#### INPUT RECORDS

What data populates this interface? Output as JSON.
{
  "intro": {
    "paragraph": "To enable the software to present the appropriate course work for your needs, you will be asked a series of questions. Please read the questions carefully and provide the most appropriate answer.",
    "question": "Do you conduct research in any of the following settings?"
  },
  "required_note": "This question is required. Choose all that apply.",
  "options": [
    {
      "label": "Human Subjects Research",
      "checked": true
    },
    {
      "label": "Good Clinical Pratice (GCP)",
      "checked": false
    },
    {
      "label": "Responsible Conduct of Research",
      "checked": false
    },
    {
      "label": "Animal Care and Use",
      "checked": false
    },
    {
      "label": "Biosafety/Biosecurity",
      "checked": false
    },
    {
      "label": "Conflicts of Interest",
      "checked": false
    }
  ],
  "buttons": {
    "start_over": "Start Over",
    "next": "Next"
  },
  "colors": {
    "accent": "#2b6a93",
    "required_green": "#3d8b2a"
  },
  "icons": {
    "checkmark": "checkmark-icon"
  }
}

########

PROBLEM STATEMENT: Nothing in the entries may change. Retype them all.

EXERCISE ANSWER:
What data populates this interface? Output as JSON.
{
  "intro": {
    "paragraph": "To enable the software to present the appropriate course work for your needs, you will be asked a series of questions. Please read the questions carefully and provide the most appropriate answer.",
    "question": "Do you conduct research in any of the following settings?"
  },
  "required_note": "This question is required. Choose all that apply.",
  "options": [
    {
      "label": "Human Subjects Research",
      "checked": true
    },
    {
      "label": "Good Clinical Pratice (GCP)",
      "checked": false
    },
    {
      "label": "Responsible Conduct of Research",
      "checked": false
    },
    {
      "label": "Animal Care and Use",
      "checked": false
    },
    {
      "label": "Biosafety/Biosecurity",
      "checked": false
    },
    {
      "label": "Conflicts of Interest",
      "checked": false
    }
  ],
  "buttons": {
    "start_over": "Start Over",
    "next": "Next"
  },
  "colors": {
    "accent": "#2b6a93",
    "required_green": "#3d8b2a"
  },
  "icons": {
    "checkmark": "checkmark-icon"
  }
}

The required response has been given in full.